In 2012 several pinnacles were missing and the stonework and cast-iron door to the mausoleum were in need of repair.
The Follies Trust encouraged the Local Authority to undertake the work and provided advice and guidance prior to commencement of the project.
Tullylish watch houses
Work is now complete to the Watch Houses at Tullylish and they look great!
The Follies Trust has been working with Banbridge Council on this project to ensure future generations can enjoy an aspect of our industrial heritage. The manufacture of linen was once Ireland’s greatest industry and the Bann Valley was one of its main hubs. When linen was spread out on the greens to bleach it required protection from theft and stray animals. In Tullylish there were once 7 watch houses in the fields for the watchmen who guarded the linen. Now there are only two left and with funding from NI Environment Agency and ENTRUST the Follies Trust preserved them. Additional information can be found here and on our Events page.
The watch houses before…
On 25 March a lot of people assembled in the Pot Belly, Gilford, Co Down to celebrate the completion of the conservation of the Tullylish watch houses.

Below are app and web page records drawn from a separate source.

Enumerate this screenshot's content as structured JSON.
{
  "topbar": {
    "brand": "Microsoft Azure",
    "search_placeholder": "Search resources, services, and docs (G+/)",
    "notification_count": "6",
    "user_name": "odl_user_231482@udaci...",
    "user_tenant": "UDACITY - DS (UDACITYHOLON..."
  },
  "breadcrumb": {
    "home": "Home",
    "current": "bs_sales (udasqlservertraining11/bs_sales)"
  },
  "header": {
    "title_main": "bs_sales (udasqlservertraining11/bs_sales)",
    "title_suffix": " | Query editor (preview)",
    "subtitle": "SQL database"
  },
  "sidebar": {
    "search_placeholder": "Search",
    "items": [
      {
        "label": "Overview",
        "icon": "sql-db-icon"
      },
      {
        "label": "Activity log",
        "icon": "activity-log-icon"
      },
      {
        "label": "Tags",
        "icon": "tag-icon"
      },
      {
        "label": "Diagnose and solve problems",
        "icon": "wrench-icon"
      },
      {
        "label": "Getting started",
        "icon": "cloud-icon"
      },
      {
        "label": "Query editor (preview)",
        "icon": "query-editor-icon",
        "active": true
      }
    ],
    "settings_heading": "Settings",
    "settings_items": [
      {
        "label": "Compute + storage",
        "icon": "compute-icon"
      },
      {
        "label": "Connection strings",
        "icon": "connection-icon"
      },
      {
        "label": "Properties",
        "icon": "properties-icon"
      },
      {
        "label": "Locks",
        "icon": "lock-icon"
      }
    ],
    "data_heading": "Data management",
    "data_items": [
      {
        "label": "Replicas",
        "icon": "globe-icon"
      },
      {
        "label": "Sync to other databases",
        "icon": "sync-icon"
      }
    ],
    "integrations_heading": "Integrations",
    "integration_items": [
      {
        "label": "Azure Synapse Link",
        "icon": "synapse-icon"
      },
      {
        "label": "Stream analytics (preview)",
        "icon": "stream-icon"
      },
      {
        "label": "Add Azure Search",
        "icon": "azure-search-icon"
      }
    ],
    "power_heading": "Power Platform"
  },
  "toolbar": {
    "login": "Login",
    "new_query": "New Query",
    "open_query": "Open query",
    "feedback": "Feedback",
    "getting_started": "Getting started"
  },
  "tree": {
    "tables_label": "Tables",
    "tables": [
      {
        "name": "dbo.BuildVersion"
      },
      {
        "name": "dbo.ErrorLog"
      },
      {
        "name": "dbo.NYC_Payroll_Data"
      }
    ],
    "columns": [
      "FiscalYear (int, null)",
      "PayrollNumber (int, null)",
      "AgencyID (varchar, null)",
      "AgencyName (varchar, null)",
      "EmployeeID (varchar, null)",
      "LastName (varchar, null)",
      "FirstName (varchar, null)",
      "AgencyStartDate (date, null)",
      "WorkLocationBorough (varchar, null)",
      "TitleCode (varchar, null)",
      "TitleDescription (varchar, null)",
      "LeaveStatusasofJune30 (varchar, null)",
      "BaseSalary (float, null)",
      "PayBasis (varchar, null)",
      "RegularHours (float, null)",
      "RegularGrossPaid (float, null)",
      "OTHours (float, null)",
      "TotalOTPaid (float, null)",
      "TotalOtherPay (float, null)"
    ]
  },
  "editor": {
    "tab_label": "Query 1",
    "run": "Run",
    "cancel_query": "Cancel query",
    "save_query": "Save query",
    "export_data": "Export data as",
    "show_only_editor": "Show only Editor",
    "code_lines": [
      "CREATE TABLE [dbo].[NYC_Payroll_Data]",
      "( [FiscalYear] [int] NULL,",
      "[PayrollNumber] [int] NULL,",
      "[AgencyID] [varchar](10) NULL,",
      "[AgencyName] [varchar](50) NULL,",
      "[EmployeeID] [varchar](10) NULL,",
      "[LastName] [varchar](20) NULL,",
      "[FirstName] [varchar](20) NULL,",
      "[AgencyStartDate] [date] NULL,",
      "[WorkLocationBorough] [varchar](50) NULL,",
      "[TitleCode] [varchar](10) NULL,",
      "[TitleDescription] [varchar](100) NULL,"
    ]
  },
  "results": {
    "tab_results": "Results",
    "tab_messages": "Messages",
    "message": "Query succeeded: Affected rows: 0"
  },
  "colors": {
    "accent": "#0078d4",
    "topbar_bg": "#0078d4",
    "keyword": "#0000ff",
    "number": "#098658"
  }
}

The Chairman of Banbridge District Council, Councillor Olive Mercer, and Councillors attended as well as local historians, the son of a Tullylish bleach green watchman and Friends of the Follies Trust.
Primrose Wilson, Chairman of the Follies Trust, thanked the funders – Ulster Wildlife, NI Environment Agency, Banbridge Council and the landowner for all their help with the project. Joe Furphy, Vice Chairman of Ulster Wildlife said they were very pleased to associated with this project which featured an important part of our Industrial Heritage. He spoke eloquently about the social impacts of the linen industry in the Bann valley.
Councillor Olive Mercer officially launched the project and spoke of the importance of the linen heritage to Banbridge Council. The event was a celebration of the completion of the scheme and was much enjoyed by all present.